Thursday, July 14, 2011
The Rolling Stones' Love Pentagon
What happened between Mick Jagger, Keith Richards, Brian Jones, Marianne Faithfull, and Anita Pallenberg in the 60s in London (and elsewhere) is a tremendous rock myth. It’s mostly about intoxication— sexual, chemical, and otherwise. It’s also about love, longing, and betrayal. A number of contingent factors make the myth compelling— that all the protagonists are young and attractive, that they are famous, and also rebels (the Stones spent ’67, prime myth-time, both in court and in jail). Throw in a future of even greater fame, and this becomes Olympian stuff— the dramas of Gods. The story demystified is still interesting— Jagger woos Faithfull, Jones woos Pallenberg, Faithfull and Pallenberg become friends; Pallenberg dumps Jones for Richards (and Jagger), Faithfull woos Richards while with Jagger. The soap opera element fits perfectly with the Stones image and music— the way they were able to artfully transgress, where sex and sexuality were concerned. Fans could wonder where, say, “Have You Seen Your Mother, Baby, Standing in the Shadows?” was concerned, whether he was taunting Marianne Faithfull, who was already, at a young age, the mother of a child— “have you had another baby/ standing in the shadows?”
Jagger’s lyrics of that era were obsessive about sexual power dynamics— not only sexually charged, but loaded to the extent that government authorities were uncomfortable with them. The dynamic is that the British government couldn’t target the Beatles that much— they were seen (truly or falsely) to maintain a “family entertainment” level, and they had refurbished the image of Britain and British entertainment around the world. The Stones, less commercially dominant than the Beatles and with a debauched reputation, were perfect targets. That the police stumbled on a nude Marianne Faithfull while raiding Keith Richards’ house sent the whole imbroglio into overdrive, and inadvertently consolidated the Stones’ image. The myth woven out of these materials set the Stones over the Beatles on many levels— the Stones’ mystique was seen to be more potent than the Beatles’; they could never be accused of being “pop” or “family” like the Beatles could; they embodied sensuality, danger, and transgression.

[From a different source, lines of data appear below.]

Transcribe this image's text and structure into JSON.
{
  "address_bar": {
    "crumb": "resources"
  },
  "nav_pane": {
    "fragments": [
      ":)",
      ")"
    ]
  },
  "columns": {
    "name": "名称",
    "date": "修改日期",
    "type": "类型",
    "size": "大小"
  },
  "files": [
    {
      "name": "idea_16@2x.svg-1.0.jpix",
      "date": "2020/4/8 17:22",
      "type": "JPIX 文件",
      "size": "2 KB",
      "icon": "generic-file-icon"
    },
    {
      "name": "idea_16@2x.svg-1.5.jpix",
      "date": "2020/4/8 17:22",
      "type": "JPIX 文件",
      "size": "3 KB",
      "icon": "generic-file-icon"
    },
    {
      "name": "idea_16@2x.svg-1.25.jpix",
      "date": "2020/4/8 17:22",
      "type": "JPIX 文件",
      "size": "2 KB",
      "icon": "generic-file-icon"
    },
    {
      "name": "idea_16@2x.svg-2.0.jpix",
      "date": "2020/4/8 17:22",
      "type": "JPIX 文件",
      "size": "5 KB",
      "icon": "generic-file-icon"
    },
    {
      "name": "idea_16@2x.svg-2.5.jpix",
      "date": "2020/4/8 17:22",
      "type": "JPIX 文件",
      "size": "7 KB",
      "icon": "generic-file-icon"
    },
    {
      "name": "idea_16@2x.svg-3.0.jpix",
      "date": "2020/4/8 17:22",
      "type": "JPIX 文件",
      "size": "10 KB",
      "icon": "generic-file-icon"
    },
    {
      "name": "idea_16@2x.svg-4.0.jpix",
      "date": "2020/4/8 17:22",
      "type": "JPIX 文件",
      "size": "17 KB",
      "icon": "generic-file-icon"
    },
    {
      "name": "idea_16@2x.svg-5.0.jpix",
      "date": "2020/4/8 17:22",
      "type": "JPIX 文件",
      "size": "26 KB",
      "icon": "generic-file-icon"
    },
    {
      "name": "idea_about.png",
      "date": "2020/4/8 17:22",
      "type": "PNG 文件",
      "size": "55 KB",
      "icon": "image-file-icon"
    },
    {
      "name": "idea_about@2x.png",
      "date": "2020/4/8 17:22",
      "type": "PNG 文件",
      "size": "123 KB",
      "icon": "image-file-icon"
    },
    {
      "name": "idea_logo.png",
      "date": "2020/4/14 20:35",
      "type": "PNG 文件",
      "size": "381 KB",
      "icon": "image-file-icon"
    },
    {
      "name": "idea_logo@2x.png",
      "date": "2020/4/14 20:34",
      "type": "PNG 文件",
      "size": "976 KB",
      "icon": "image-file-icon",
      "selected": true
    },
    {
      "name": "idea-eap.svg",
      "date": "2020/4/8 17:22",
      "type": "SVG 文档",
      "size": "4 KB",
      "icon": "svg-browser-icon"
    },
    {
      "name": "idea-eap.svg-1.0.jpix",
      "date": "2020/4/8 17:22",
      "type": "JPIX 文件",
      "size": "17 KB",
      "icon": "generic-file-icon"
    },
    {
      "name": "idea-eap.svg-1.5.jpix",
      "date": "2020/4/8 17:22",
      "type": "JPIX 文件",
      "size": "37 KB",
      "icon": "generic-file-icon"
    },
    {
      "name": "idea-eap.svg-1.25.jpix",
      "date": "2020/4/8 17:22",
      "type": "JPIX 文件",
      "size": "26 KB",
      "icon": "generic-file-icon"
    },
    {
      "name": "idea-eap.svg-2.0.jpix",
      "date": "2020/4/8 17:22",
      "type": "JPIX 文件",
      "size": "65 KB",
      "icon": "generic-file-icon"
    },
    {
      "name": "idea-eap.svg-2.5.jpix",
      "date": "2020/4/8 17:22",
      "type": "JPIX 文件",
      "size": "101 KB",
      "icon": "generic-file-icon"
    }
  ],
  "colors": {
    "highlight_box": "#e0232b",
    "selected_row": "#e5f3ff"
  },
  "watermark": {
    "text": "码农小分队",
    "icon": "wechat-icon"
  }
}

The association with Anita Pallenberg also gave them a glaze of the Continental— her European glamour rubbed off on them. The big loser in the nexus was Brian Jones; rejected by the other four, he left the band in ’69 and died soon after. The mysterious circumstances of his death are another wrinkle in the Stones’ mythology— no one in forty years has been able to prove conclusively whether he was murdered or not. Brian, the myth goes, never recovered from Anita Pallenberg’s defection to Keith Richards.
The chiasmus from circumstances like these to a song like “Sympathy for the Devil” is intriguing— not just because Jagger dares to talk in the voice of the Devil, but because the Stones’ image at the time was borderline-Satanic. The Beatles seemed benevolent deities in comparison. Part of the Satanic facet of the Stones’ image was just the willingness to tell the truth— as in “Street Fighting Man,” which was, for all intents and purposes, a confession of political impotence. The Let It Bleed songs linger on images of death, violence, despair, drug addiction, and personal frailty. That the Stones, by the end of the 60s, could already be called (Brian Jones aside) survivors is part of their mythology. It’s a mythology with enough cultural necessity and uniqueness to have lasted to 2011. The Beatles “center” needed an anti-center, even if, personally, the Beatles could be just as debauched as the Stones; and the Beatles even had moments of transgression. But the 60s media needed them in place as good guys. The Stones’ blunt honesty and sexualized songs opened the door for the media to portray them as new-school Byrons. The Stones’ “love pentagon” has become the mythological backbone of a rock-solid bit of rock cultural signage. Multiple identities and the allowance of bisexual impulses— that’s the nut-shell version. It’s “everyone sleeps with everyone.” Importantly, Jagger and Richards wrote the right songs to back the mythology up. Without the songs, it’s unlikely the myths would’ve stuck.